Sometimes subtitled ‘You Can Prove Anything’, this version of The Elephant Calf was translated by John Willett, and was first published in 1979.
Originally written in French and translated into English by Beckett, Endgame was given its first London performance at the Royal Court Theatre in 1957.
'Outside lies a world of death. Inside the room the blind, impervious Hamm sits in a wheelchair while his lame servant, Clov, scuttles about obeying his orders. Each depends fractiously on the other: Hamm alone knows the combination of the larder while Clov is his master's eyes and last remnant of human contact. The only other survivors are Hamm's legless parents, Nagg and Nell, who squat in dustbins upstage and die during the play.' Michael Billington, Guardian
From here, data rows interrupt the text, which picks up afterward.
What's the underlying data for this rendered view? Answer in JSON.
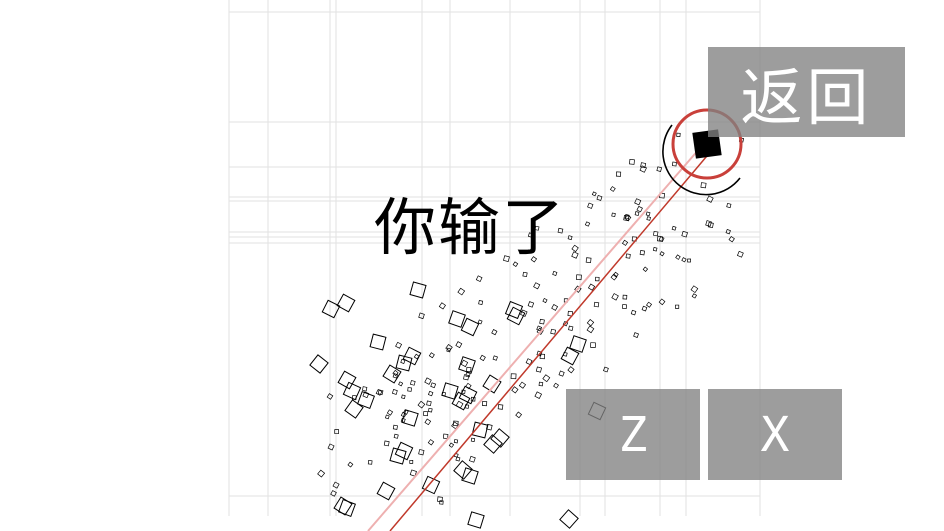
{
  "game": {
    "status_text": "你输了"
  },
  "controls": {
    "back_label": "返回",
    "z_label": "Z",
    "x_label": "X"
  },
  "colors": {
    "background": "#ffffff",
    "grid": "#dddddd",
    "target_ring": "#c0392b",
    "aim_line": "#c0392b",
    "aim_line_faint": "#e8a0a0",
    "button_bg": "#8a8a8a",
    "button_text": "#ffffff",
    "note_outline": "#000000"
  },
  "icons": {
    "player": "black-square-icon",
    "target": "ring-icon"
  }
}
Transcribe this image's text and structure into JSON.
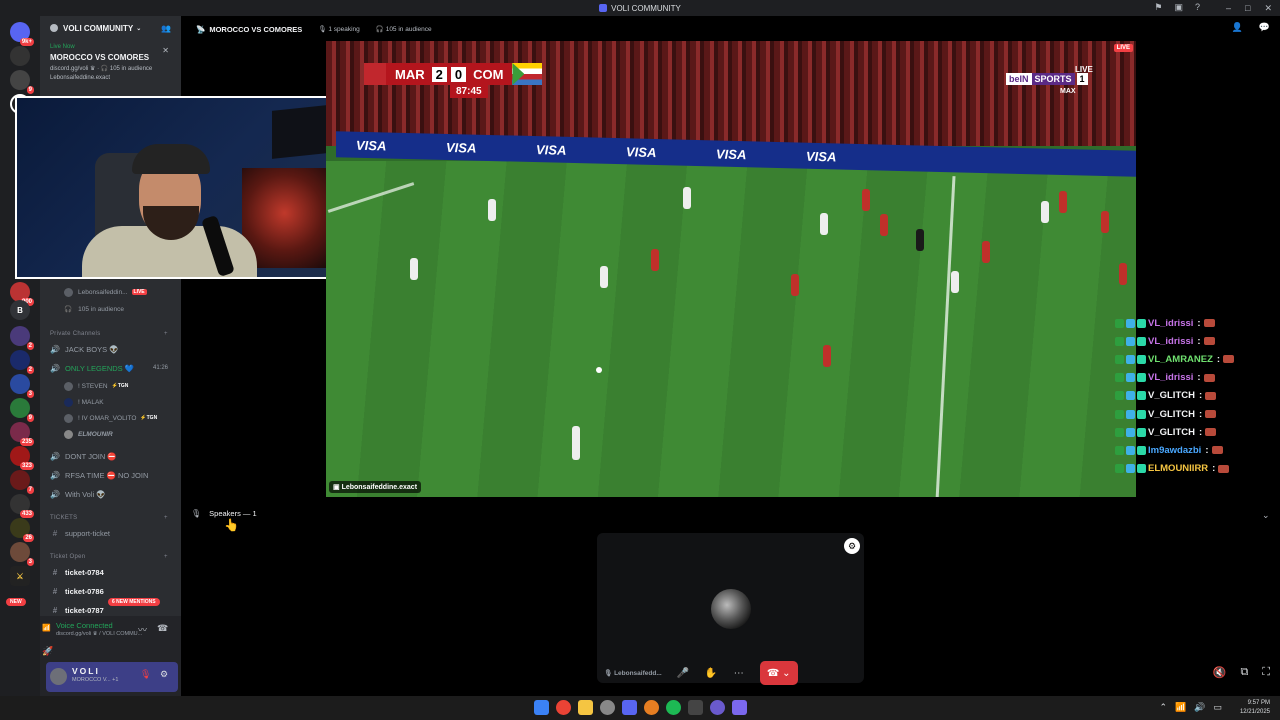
{
  "window": {
    "title": "VOLI COMMUNITY"
  },
  "server_rail": {
    "badges": [
      "9k+",
      "9",
      "",
      "",
      "",
      "",
      "",
      "",
      "",
      "",
      "",
      "900",
      "B",
      "2",
      "2",
      "3",
      "9",
      "235",
      "323",
      "7",
      "433",
      "26",
      "3",
      "NEW"
    ]
  },
  "guild": {
    "name": "VOLI COMMUNITY",
    "live_card": {
      "status": "Live Now",
      "title": "MOROCCO VS COMORES",
      "subtitle": "discord.gg/voli ♛ · 🎧 105 in audience",
      "host": "Lebonsaifeddine.exact"
    },
    "stage_member": "Lebonsaifeddin...",
    "audience": "105 in audience",
    "categories": {
      "private": "Private Channels",
      "tickets": "TICKETS",
      "ticket_open": "Ticket Open"
    },
    "channels": {
      "jack_boys": "JACK BOYS 👽",
      "only_legends": "ONLY LEGENDS 💙",
      "only_legends_timer": "41:26",
      "dont_join": "DONT JOIN ⛔",
      "rfsa_time": "RFSA TIME ⛔ NO JOIN",
      "with_voli": "With Voli 👽",
      "support_ticket": "support-ticket",
      "ticket_0784": "ticket-0784",
      "ticket_0786": "ticket-0786",
      "ticket_0787": "ticket-0787"
    },
    "legends_members": [
      {
        "name": "! STEVEN",
        "tag": "⚡TGN"
      },
      {
        "name": "! MALAK",
        "tag": ""
      },
      {
        "name": "! IV OMAR_VOLITO",
        "tag": "⚡TGN"
      },
      {
        "name": "ELMOUNIR",
        "tag": ""
      }
    ],
    "new_mentions": "6 NEW MENTIONS",
    "new_label": "NEW"
  },
  "voice": {
    "status": "Voice Connected",
    "location": "discord.gg/voli ♛ / VOLI COMMU..."
  },
  "user": {
    "name": "VOLI",
    "status": "MOROCCO V...",
    "plus": "+1"
  },
  "stage": {
    "title": "MOROCCO VS COMORES",
    "speaking": "1 speaking",
    "audience": "105 in audience",
    "live": "LIVE",
    "streamer_tag": "Lebonsaifeddine.exact",
    "speakers_label": "Speakers — 1",
    "speaker_name": "Lebonsaifedd..."
  },
  "broadcast": {
    "home": "MAR",
    "home_score": "2",
    "away_score": "0",
    "away": "COM",
    "clock": "87:45",
    "network_1": "beIN",
    "network_2": "SPORTS",
    "network_3": "1",
    "network_live": "LIVE",
    "network_max": "MAX",
    "sponsor": "VISA"
  },
  "chat": [
    {
      "user": "VL_idrissi",
      "color": "#c774e8",
      "sep": ":"
    },
    {
      "user": "VL_idrissi",
      "color": "#c774e8",
      "sep": ":"
    },
    {
      "user": "VL_AMRANEZ",
      "color": "#6fe06f",
      "sep": ":"
    },
    {
      "user": "VL_idrissi",
      "color": "#c774e8",
      "sep": ":"
    },
    {
      "user": "V_GLITCH",
      "color": "#f2f3f5",
      "sep": ":"
    },
    {
      "user": "V_GLITCH",
      "color": "#f2f3f5",
      "sep": ":"
    },
    {
      "user": "V_GLITCH",
      "color": "#f2f3f5",
      "sep": ":"
    },
    {
      "user": "Im9awdazbi",
      "color": "#4aa8ff",
      "sep": ":"
    },
    {
      "user": "ELMOUNIIRR",
      "color": "#f5c542",
      "sep": ":"
    }
  ],
  "taskbar": {
    "time": "9:57 PM",
    "date": "12/21/2025"
  },
  "colors": {
    "live_red": "#f23f43",
    "online_green": "#23a55a",
    "blurple": "#5865f2"
  }
}
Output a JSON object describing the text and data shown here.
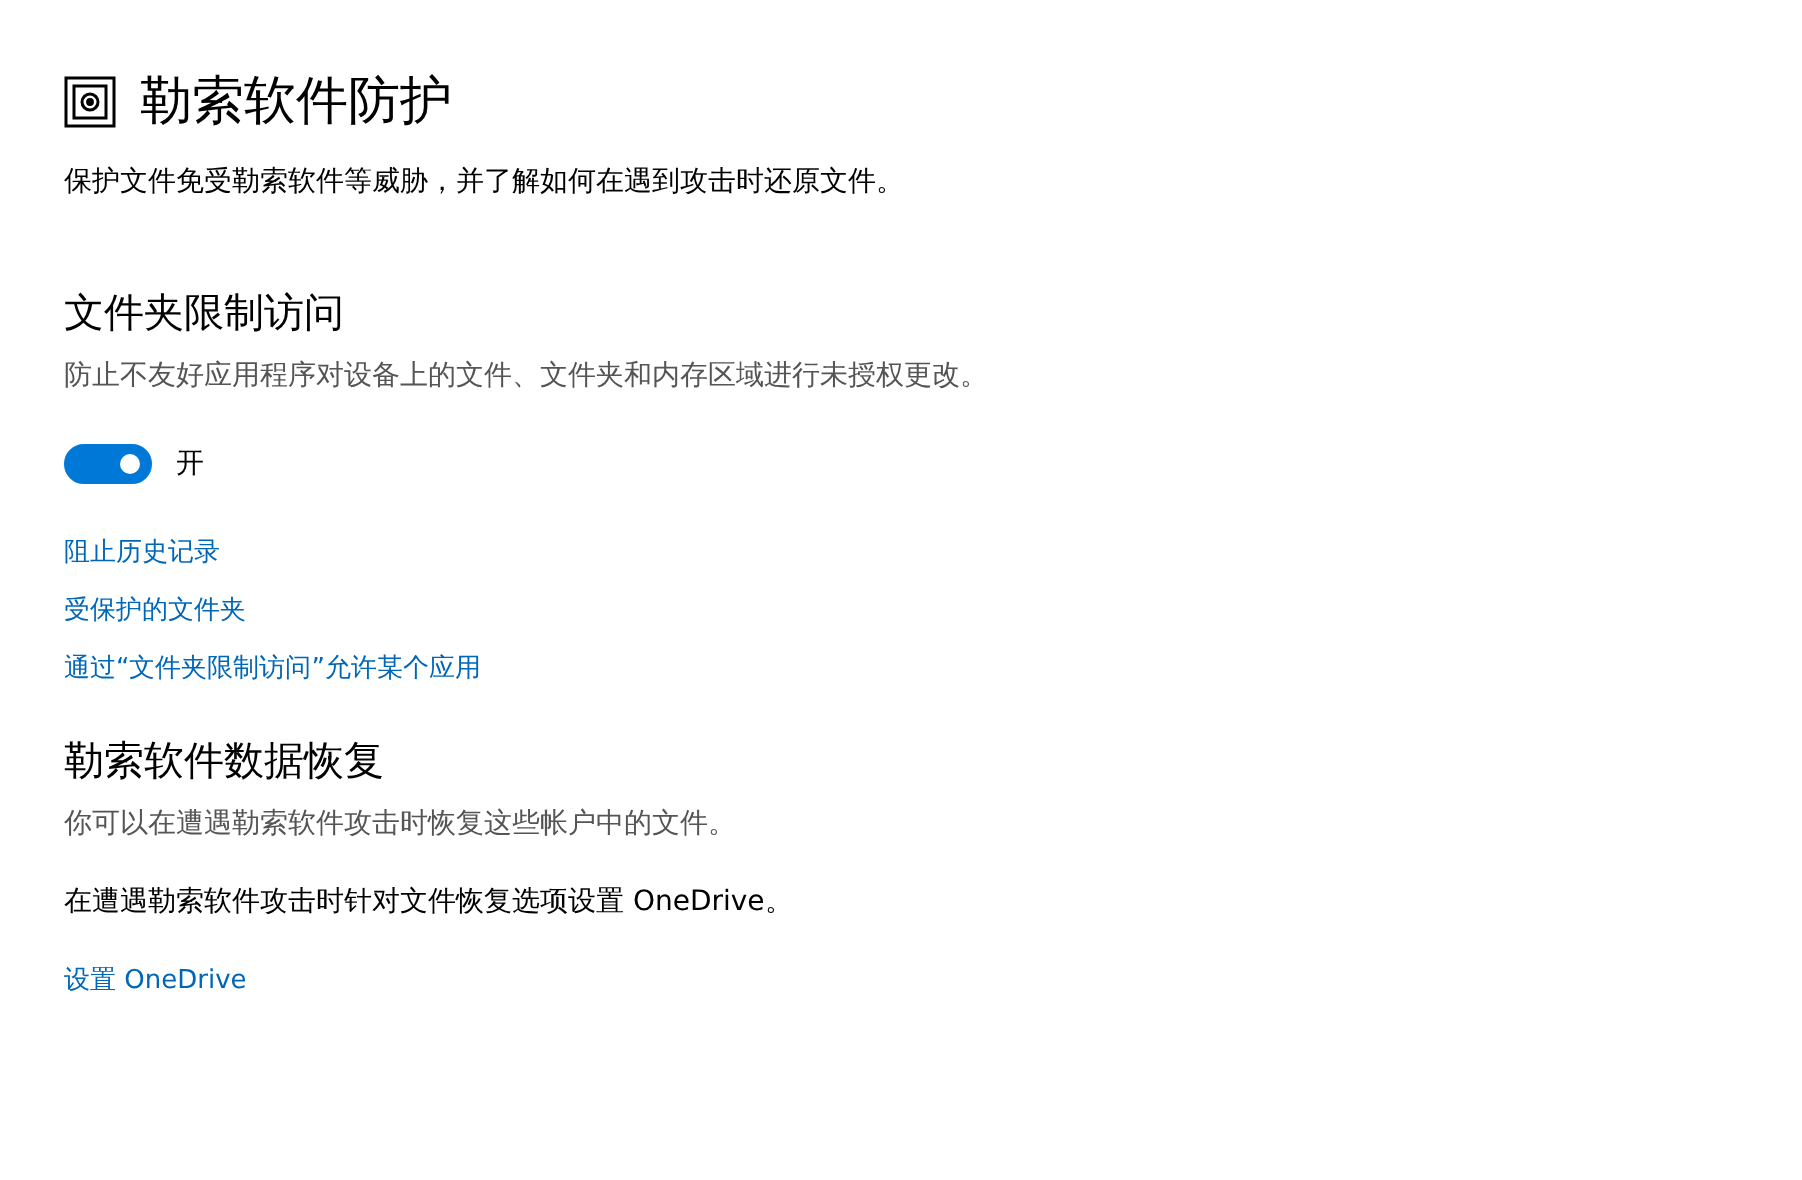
{
  "page": {
    "title": "勒索软件防护",
    "description": "保护文件免受勒索软件等威胁，并了解如何在遇到攻击时还原文件。"
  },
  "folder_access": {
    "heading": "文件夹限制访问",
    "description": "防止不友好应用程序对设备上的文件、文件夹和内存区域进行未授权更改。",
    "toggle": {
      "on": true,
      "label": "开"
    },
    "links": [
      "阻止历史记录",
      "受保护的文件夹",
      "通过“文件夹限制访问”允许某个应用"
    ]
  },
  "recovery": {
    "heading": "勒索软件数据恢复",
    "description": "你可以在遭遇勒索软件攻击时恢复这些帐户中的文件。",
    "note": "在遭遇勒索软件攻击时针对文件恢复选项设置 OneDrive。",
    "link": "设置 OneDrive"
  }
}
'Where is this place? It is here, that is all we can say - here before us, on stage.' Hugh Kenner
Term drawn by Martin Esslin from the existentialist Albert Camus, who used it to describe the situation of humankind seeking meaning in a universe that does not provide it. Esslin applied this term, somewhat misleadingly, to the new, primarily French Experimental Theatre of the 1950s especially the works of Eugène Ionesco, Samuel Beckett, Jean Genet, Fernando Arrabal and Arthur Adamov. Ionesco suggested the term ‘theatre of the unexpected’ for his work, and Rosette Lamont proposed ‘metaphysical farce’, but the existentialist term ‘absurd’ has remained the most popular, though none of these writers was in fact an existentialist.
Although the ‘absurdists’ were never really a coherent movement, their plays did share a rejection of realistic settings, characters and situations, along with conventional logic, and offered instead portrayals of meaninglessness, isolation and the breakdown of language. The term came to be applied more widely, to playwrights Such as Edward Albee, Slawomir Mrozek and Harold Pinter, and its roots were traced back to the Theatre of the Grotesque, Witkiewicz, Valleinclán, Jarry, even Shakespeare and the Romans – at which point loose usage rendered it meaningless.
from Marvin Carlson, The Continnum Companion to Twentieth Century Theatre, ed. Colin Chambers (London, 2002).